The number of lines holding the string "name" is all that is wanted; count them in the records below.

(Dataset records)
=-=-=-=-=

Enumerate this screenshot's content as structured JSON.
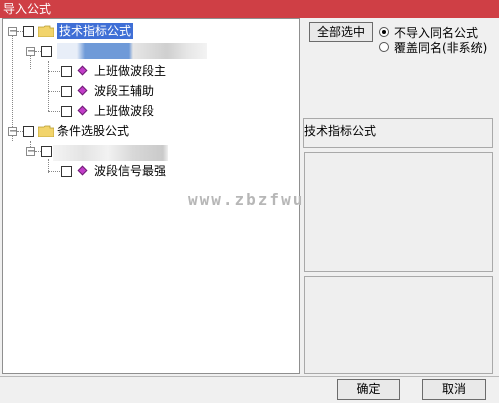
{
  "window": {
    "title": "导入公式"
  },
  "tree": {
    "groups": [
      {
        "label": "技术指标公式",
        "selected": true,
        "items": [
          "上班做波段主",
          "波段王辅助",
          "上班做波段"
        ]
      },
      {
        "label": "条件选股公式",
        "selected": false,
        "items": [
          "波段信号最强"
        ]
      }
    ]
  },
  "watermark": "www.zbzfwu.com",
  "options": {
    "select_all_label": "全部选中",
    "radio_no_import_label": "不导入同名公式",
    "radio_overwrite_label": "覆盖同名(非系统)",
    "selected_option": "no_import"
  },
  "panel": {
    "title": "技术指标公式"
  },
  "footer": {
    "ok_label": "确定",
    "cancel_label": "取消"
  },
  "colors": {
    "titlebar": "#cf3f45",
    "selection": "#3f6fd6",
    "diamond": "#c23cc9",
    "folder": "#f2d46b"
  }
}
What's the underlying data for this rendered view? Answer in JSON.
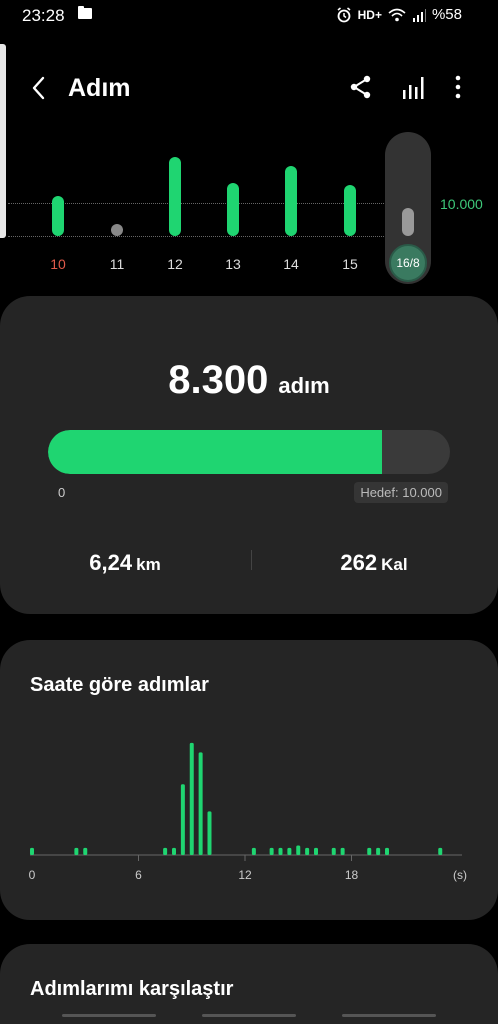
{
  "status": {
    "time": "23:28",
    "network": "HD+",
    "battery": "%58",
    "icons": [
      "folder-icon",
      "alarm-icon",
      "wifi-icon",
      "signal-icon"
    ]
  },
  "header": {
    "title": "Adım",
    "back_icon": "back-arrow-icon",
    "share_icon": "share-icon",
    "stats_icon": "bar-stats-icon",
    "more_icon": "more-vert-icon"
  },
  "week": {
    "goal_label": "10.000",
    "days": [
      {
        "label": "10",
        "steps": 4300,
        "highlight": true
      },
      {
        "label": "11",
        "steps": 0,
        "highlight": false
      },
      {
        "label": "12",
        "steps": 8600,
        "highlight": false
      },
      {
        "label": "13",
        "steps": 5800,
        "highlight": false
      },
      {
        "label": "14",
        "steps": 7600,
        "highlight": false
      },
      {
        "label": "15",
        "steps": 5500,
        "highlight": false
      }
    ],
    "selected_label": "16/8"
  },
  "summary": {
    "steps": "8.300",
    "steps_unit": "adım",
    "progress": 0.83,
    "start_label": "0",
    "goal_label": "Hedef: 10.000",
    "distance_value": "6,24",
    "distance_unit": "km",
    "calories_value": "262",
    "calories_unit": "Kal"
  },
  "hourly": {
    "title": "Saate göre adımlar",
    "x_ticks": [
      "0",
      "6",
      "12",
      "18",
      "(s)"
    ]
  },
  "compare": {
    "title": "Adımlarımı karşılaştır"
  },
  "colors": {
    "accent": "#1fd571",
    "card": "#252525",
    "background": "#000000"
  },
  "chart_data": {
    "type": "bar",
    "title": "Saate göre adımlar",
    "xlabel": "(s)",
    "ylabel": "",
    "xlim": [
      0,
      24
    ],
    "x": [
      0,
      2.5,
      3,
      7.5,
      8,
      8.5,
      9,
      9.5,
      10,
      12.5,
      13.5,
      14,
      14.5,
      15,
      15.5,
      16,
      17,
      17.5,
      19,
      19.5,
      20,
      23
    ],
    "values": [
      60,
      60,
      60,
      60,
      60,
      600,
      950,
      870,
      370,
      60,
      60,
      60,
      60,
      80,
      60,
      60,
      60,
      60,
      60,
      60,
      60,
      60
    ]
  }
}
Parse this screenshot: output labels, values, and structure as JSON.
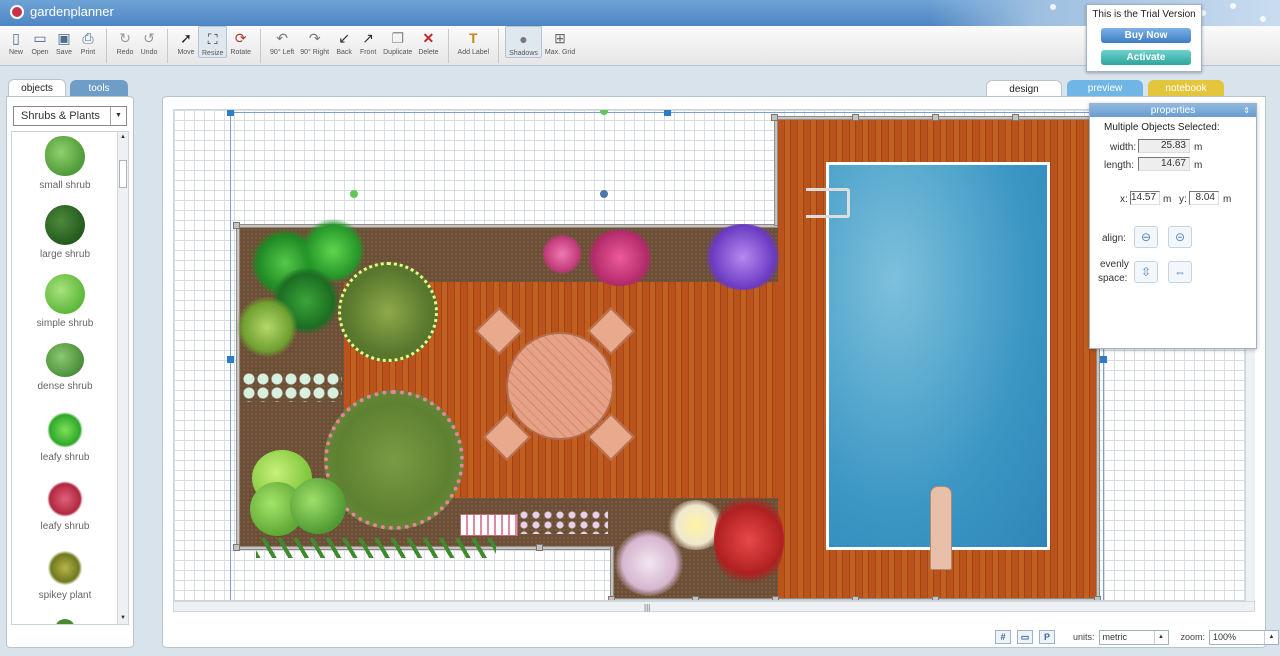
{
  "app": {
    "name": "gardenplanner"
  },
  "toolbar": {
    "buttons": [
      {
        "label": "New",
        "icon": "new-document-icon"
      },
      {
        "label": "Open",
        "icon": "folder-open-icon"
      },
      {
        "label": "Save",
        "icon": "save-disk-icon"
      },
      {
        "label": "Print",
        "icon": "print-icon"
      },
      {
        "label": "Redo",
        "icon": "redo-icon"
      },
      {
        "label": "Undo",
        "icon": "undo-icon"
      },
      {
        "label": "Move",
        "icon": "arrow-cursor-icon"
      },
      {
        "label": "Resize",
        "icon": "resize-icon"
      },
      {
        "label": "Rotate",
        "icon": "rotate-icon"
      },
      {
        "label": "90° Left",
        "icon": "rotate-left-icon"
      },
      {
        "label": "90° Right",
        "icon": "rotate-right-icon"
      },
      {
        "label": "Back",
        "icon": "send-back-icon"
      },
      {
        "label": "Front",
        "icon": "bring-front-icon"
      },
      {
        "label": "Duplicate",
        "icon": "duplicate-icon"
      },
      {
        "label": "Delete",
        "icon": "delete-x-icon"
      },
      {
        "label": "Add Label",
        "icon": "text-label-icon"
      },
      {
        "label": "Shadows",
        "icon": "shadows-icon"
      },
      {
        "label": "Max. Grid",
        "icon": "grid-icon"
      }
    ]
  },
  "trial": {
    "message": "This is the Trial Version",
    "buy_label": "Buy Now",
    "activate_label": "Activate"
  },
  "left_tabs": {
    "objects": "objects",
    "tools": "tools"
  },
  "category": {
    "selected": "Shrubs & Plants"
  },
  "objects": [
    {
      "name": "small shrub",
      "color": "#4f9a3a"
    },
    {
      "name": "large shrub",
      "color": "#245a1f"
    },
    {
      "name": "simple shrub",
      "color": "#5db83a"
    },
    {
      "name": "dense shrub",
      "color": "#4b8f3b"
    },
    {
      "name": "leafy shrub",
      "color": "#2fa82b"
    },
    {
      "name": "leafy shrub",
      "color": "#b0283f"
    },
    {
      "name": "spikey plant",
      "color": "#6e7a1e"
    }
  ],
  "right_tabs": {
    "design": "design",
    "preview": "preview",
    "notebook": "notebook"
  },
  "properties": {
    "title": "properties",
    "selection": "Multiple Objects Selected:",
    "width_label": "width:",
    "width_value": "25.83",
    "length_label": "length:",
    "length_value": "14.67",
    "unit": "m",
    "x_label": "x:",
    "x_value": "14.57",
    "y_label": "y:",
    "y_value": "8.04",
    "align_label": "align:",
    "evenly_label": "evenly",
    "space_label": "space:"
  },
  "status": {
    "units_label": "units:",
    "units_value": "metric",
    "zoom_label": "zoom:",
    "zoom_value": "100%",
    "p_label": "P"
  }
}
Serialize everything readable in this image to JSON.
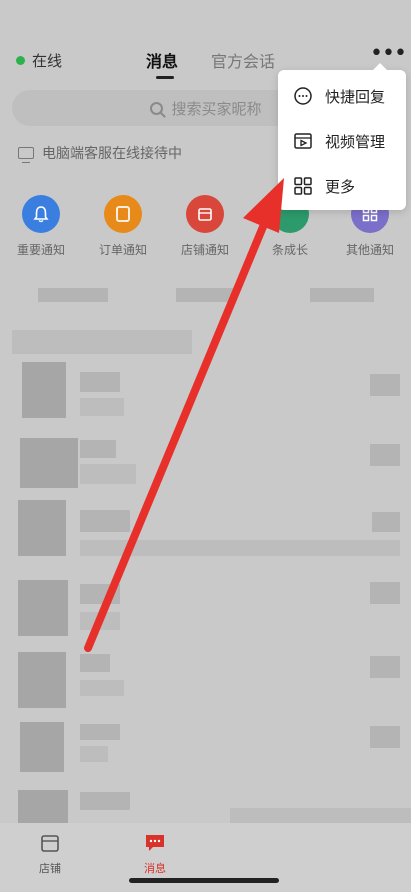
{
  "header": {
    "status": "在线",
    "tabs": [
      {
        "label": "消息",
        "active": true
      },
      {
        "label": "官方会话",
        "active": false
      }
    ],
    "more_label": "•••"
  },
  "search": {
    "placeholder": "搜索买家昵称"
  },
  "pc_status": "电脑端客服在线接待中",
  "categories": [
    {
      "label": "重要通知",
      "color": "#3a7fe0"
    },
    {
      "label": "订单通知",
      "color": "#e88a1a"
    },
    {
      "label": "店铺通知",
      "color": "#d9463a"
    },
    {
      "label": "条成长",
      "color": "#2c9a6a"
    },
    {
      "label": "其他通知",
      "color": "#7a6fc9"
    }
  ],
  "popup_menu": {
    "items": [
      {
        "label": "快捷回复",
        "icon": "chat-bubble-icon"
      },
      {
        "label": "视频管理",
        "icon": "video-icon"
      },
      {
        "label": "更多",
        "icon": "grid-icon"
      }
    ]
  },
  "bottom_nav": {
    "items": [
      {
        "label": "店铺",
        "active": false,
        "color": "#555555"
      },
      {
        "label": "消息",
        "active": true,
        "color": "#d9322a"
      }
    ]
  },
  "colors": {
    "accent_red": "#e8302a",
    "online_green": "#2bb24c"
  }
}
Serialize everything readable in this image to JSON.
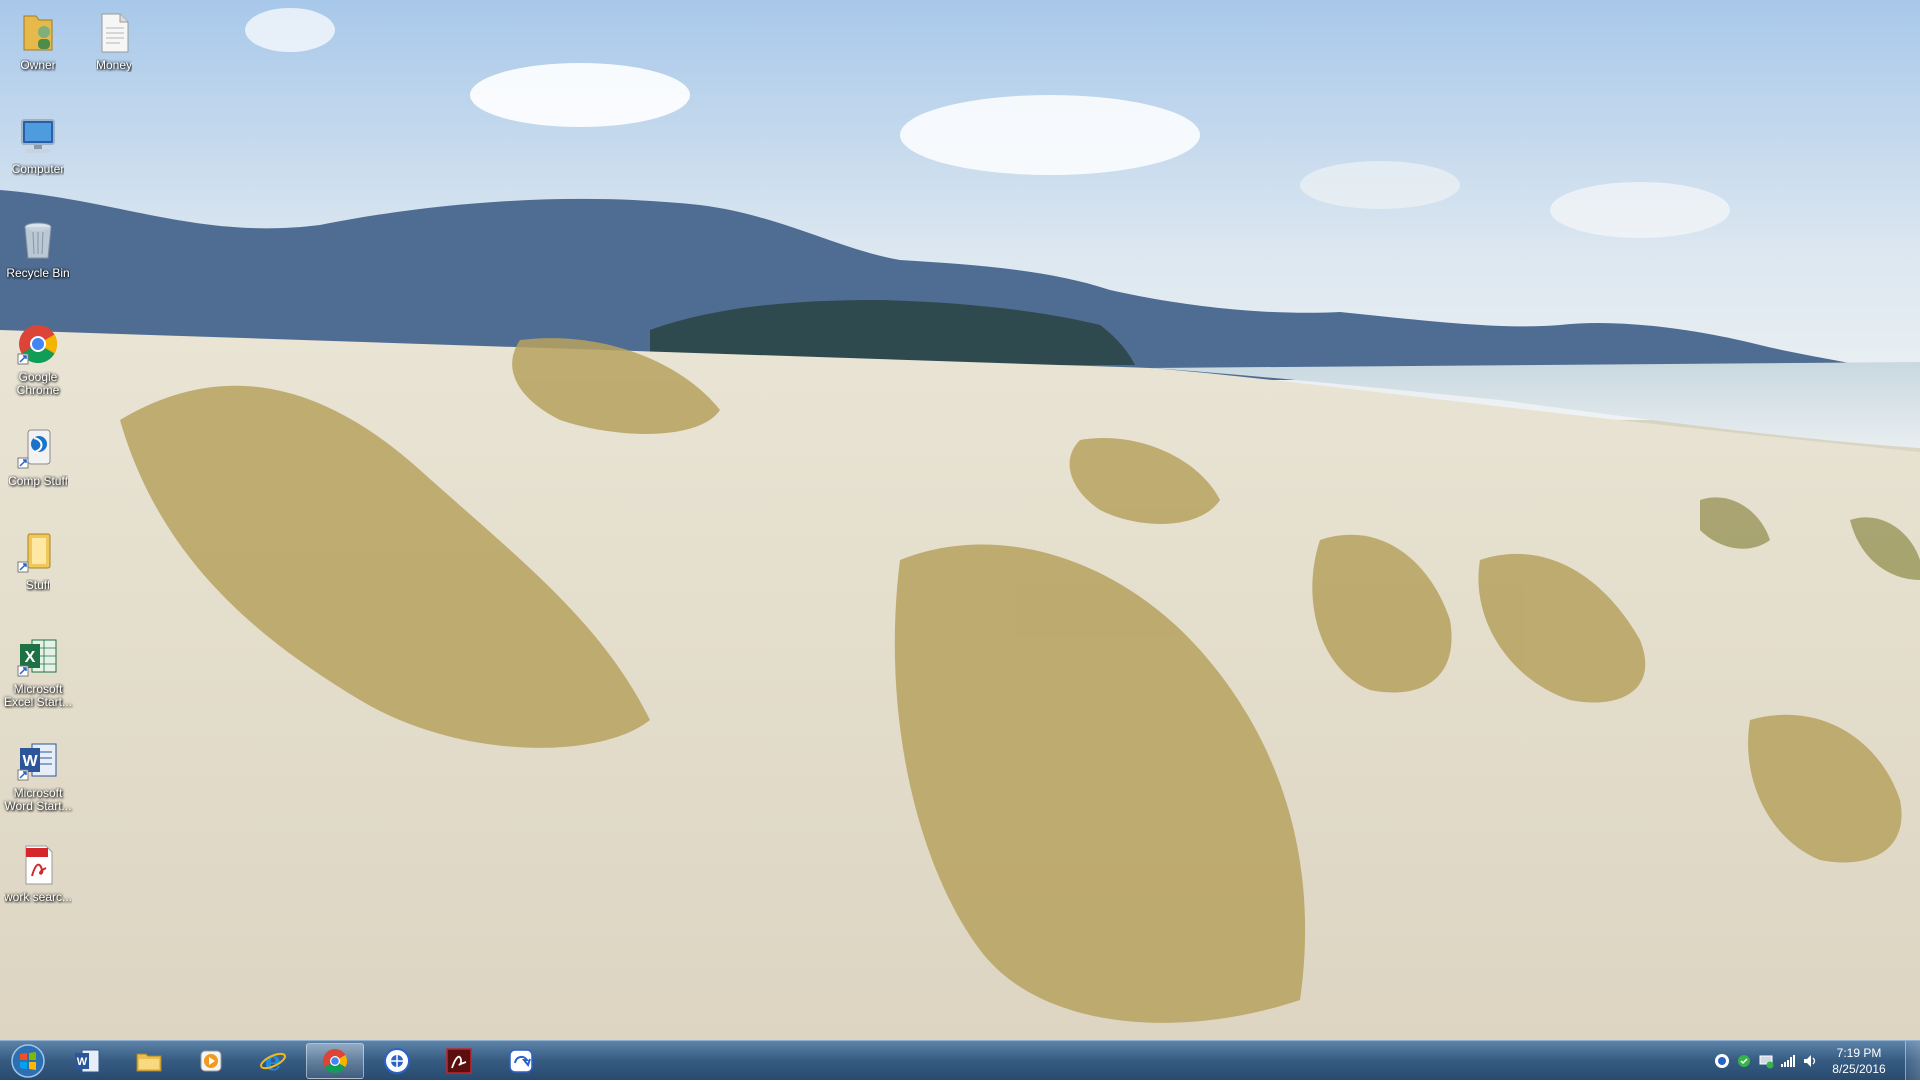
{
  "desktop": {
    "icons": [
      {
        "label": "Owner",
        "icon": "user-folder-icon"
      },
      {
        "label": "Money",
        "icon": "text-document-icon"
      },
      {
        "label": "Computer",
        "icon": "computer-icon"
      },
      {
        "label": "Recycle Bin",
        "icon": "recycle-bin-icon"
      },
      {
        "label": "Google Chrome",
        "icon": "chrome-icon"
      },
      {
        "label": "Comp Stuff",
        "icon": "shortcut-icon"
      },
      {
        "label": "Stuff",
        "icon": "folder-shortcut-icon"
      },
      {
        "label": "Microsoft Excel Start...",
        "icon": "excel-icon"
      },
      {
        "label": "Microsoft Word Start...",
        "icon": "word-icon"
      },
      {
        "label": "work searc...",
        "icon": "pdf-icon"
      }
    ]
  },
  "taskbar": {
    "pinned": [
      {
        "icon": "word-icon"
      },
      {
        "icon": "file-explorer-icon"
      },
      {
        "icon": "media-player-icon"
      },
      {
        "icon": "internet-explorer-icon"
      },
      {
        "icon": "chrome-icon",
        "active": true
      },
      {
        "icon": "blue-circle-app-icon"
      },
      {
        "icon": "acrobat-icon"
      },
      {
        "icon": "blue-square-app-icon"
      }
    ],
    "tray_icons": [
      "app-tray-icon",
      "green-tray-icon",
      "network-adapter-icon",
      "signal-bars-icon",
      "volume-icon"
    ],
    "clock": {
      "time": "7:19 PM",
      "date": "8/25/2016"
    }
  },
  "colors": {
    "taskbar": "#30567e",
    "sky": "#bcd7f0",
    "sand": "#ece6d6",
    "grass": "#b9a25e"
  }
}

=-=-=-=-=

◆ Solved problem
8